The best way to prevent drug abuse is to educate people about the risks and to provide support for those who are struggling with addiction. It’s important to talk to people about the potential risks of taking pills and to encourage them to seek help if they think they may have a problem. Additionally, people should be aware of the signs of addiction so they can recognize them if they occur.
What are the signs of pill addiction?
The signs that someone is addicted to pills can vary, but some common signs include increased tolerance to the drug, withdrawal symptoms when they stop taking the drug, changes in behavior and mood, using more of the drug than originally intended, and difficulty functioning without the drug. Other signs include changes in appearance, cravings, and feelings of guilt or shame about the drug use. People with a pill addiction may also become isolated and secretive about their drug use.
What are the risks associated with pill addiction?
Pill addiction can be dangerous, as it can lead to serious health issues and even death. The risk of overdose is especially high with certain types of drugs, such as opioids. Taking too many pills can lead to an overdose, which can cause respiratory depression, coma, and even death. Furthermore, mixing prescription drugs with alcohol or other drugs can increase the risk of an overdose. People with a pill addiction may also engage in other risky behaviors, such as driving while under the influence of pills.
What are the effects of pill addiction?
Pill addiction can have serious physical, mental, and emotional effects. Physically, addiction can lead to poor health, including changes in appetite, weight, energy levels, and sleep patterns. Mentally, addiction can cause impaired thinking, memory problems, and difficulty focusing. Emotionally, addiction can lead to increased anxiety, depression, and irritability. People with a pill addiction may also experience social effects, such as strained relationships and difficulty maintaining employment.
How can someone get help for pill addiction?
If someone is struggling with a pill addiction, it’s important to seek professional help. Treatment for pill addiction typically involves a combination of medications, such as buprenorphine and naltrexone, to help reduce cravings and lessen the severity of withdrawal symptoms. Therapy and support groups are also important tools in recovery, as they can help people learn healthy coping skills and develop strategies for staying sober.
What are the long-term effects of pill addiction?
The long-term effects of pill addiction can be serious and long-lasting. Physically, addiction can lead to organ damage, such as liver damage and kidney failure. Mentally, addiction can lead to depression and anxiety, as well as difficulty thinking and concentrating. Emotionally, addiction can lead to feelings of guilt and shame, as well as relationship problems. Long-term addiction can also lead to financial problems, as well as legal issues.
What can family and friends do to help someone with a pill addiction?
Family and friends can play an important role in helping someone with a pill addiction. It’s important to provide emotional support and understanding, as well as be available to listen. It can also be helpful to encourage the person to seek professional help, such as counseling, therapy, or a support group. Additionally, family and friends should be mindful of their own actions, as engaging in drug use or other risky behaviors around the person can undermine the recovery process.
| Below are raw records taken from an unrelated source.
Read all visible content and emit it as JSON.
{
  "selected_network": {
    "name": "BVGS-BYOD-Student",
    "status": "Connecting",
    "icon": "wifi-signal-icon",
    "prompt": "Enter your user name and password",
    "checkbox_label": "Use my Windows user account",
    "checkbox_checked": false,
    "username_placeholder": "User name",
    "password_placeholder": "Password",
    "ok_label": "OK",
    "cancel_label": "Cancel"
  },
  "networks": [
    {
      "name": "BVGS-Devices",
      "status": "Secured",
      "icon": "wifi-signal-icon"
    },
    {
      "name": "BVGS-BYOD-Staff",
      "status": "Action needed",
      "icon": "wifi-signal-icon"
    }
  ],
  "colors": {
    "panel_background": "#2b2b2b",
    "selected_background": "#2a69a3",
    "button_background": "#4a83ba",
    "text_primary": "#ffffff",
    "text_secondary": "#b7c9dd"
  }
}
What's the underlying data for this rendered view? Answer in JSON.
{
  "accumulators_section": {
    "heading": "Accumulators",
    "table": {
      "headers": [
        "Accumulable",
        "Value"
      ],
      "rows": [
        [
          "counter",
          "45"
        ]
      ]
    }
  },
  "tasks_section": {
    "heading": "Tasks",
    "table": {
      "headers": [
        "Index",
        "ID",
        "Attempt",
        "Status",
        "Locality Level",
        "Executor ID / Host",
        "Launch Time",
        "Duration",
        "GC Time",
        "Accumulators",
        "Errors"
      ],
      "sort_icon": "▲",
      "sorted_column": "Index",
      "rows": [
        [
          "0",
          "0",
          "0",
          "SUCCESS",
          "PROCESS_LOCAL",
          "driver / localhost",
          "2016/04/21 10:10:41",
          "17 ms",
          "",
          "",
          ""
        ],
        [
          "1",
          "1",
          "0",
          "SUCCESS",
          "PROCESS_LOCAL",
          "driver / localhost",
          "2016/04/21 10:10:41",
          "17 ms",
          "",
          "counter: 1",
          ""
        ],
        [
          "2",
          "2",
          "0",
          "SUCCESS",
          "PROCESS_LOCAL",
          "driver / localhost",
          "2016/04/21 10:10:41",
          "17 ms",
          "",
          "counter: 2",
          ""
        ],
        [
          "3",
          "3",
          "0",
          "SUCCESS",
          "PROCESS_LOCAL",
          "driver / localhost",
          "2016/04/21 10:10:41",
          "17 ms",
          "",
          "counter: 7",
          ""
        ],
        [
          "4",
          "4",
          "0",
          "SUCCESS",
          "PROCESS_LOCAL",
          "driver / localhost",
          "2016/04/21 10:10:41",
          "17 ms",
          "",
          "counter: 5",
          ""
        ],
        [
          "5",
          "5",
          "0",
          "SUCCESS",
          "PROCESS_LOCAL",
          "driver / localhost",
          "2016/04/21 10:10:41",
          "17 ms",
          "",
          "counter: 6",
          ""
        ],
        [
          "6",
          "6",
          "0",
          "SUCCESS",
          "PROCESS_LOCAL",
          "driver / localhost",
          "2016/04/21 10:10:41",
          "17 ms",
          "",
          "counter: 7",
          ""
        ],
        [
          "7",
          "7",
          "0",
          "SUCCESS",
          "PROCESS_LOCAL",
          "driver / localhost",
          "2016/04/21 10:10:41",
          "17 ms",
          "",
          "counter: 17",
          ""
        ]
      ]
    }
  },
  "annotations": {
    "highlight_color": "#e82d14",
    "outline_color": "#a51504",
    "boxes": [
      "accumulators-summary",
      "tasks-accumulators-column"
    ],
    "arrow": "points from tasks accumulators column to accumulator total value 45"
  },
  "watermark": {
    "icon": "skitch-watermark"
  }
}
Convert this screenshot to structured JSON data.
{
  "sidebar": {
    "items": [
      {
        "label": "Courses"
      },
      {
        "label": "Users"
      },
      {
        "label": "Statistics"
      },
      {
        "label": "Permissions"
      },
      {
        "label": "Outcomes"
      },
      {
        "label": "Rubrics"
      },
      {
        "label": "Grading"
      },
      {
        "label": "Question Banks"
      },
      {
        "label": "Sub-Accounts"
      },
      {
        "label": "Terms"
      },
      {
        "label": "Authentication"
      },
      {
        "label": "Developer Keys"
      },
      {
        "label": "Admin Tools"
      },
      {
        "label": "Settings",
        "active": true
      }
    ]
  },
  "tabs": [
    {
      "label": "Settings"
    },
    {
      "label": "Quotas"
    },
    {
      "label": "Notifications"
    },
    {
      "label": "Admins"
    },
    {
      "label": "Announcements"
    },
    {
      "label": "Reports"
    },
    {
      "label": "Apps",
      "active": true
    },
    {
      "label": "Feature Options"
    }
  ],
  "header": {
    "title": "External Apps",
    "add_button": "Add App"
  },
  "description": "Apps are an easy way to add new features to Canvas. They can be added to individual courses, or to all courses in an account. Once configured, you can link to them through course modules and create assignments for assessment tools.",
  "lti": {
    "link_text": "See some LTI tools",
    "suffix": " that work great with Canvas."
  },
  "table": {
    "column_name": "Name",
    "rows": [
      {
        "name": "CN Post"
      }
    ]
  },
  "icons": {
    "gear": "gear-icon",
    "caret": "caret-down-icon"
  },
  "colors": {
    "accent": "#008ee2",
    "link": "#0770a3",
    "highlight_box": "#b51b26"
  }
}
How To Know If Someone Uses Drugs
The answer to knowing if someone is addicted to pills can be tricky, but there are signs to watch for. If someone is exhibiting changes in behavior, mood, sleep, appetite or physical appearance, or if they are spending a lot of time and money on pills, it could be an indication of a problem. If you suspect that someone has an addiction to pills, it’s important to get them help as soon as possible. With the right support and treatment, it’s possible to overcome an addiction to pills and lead a healthier, happier life.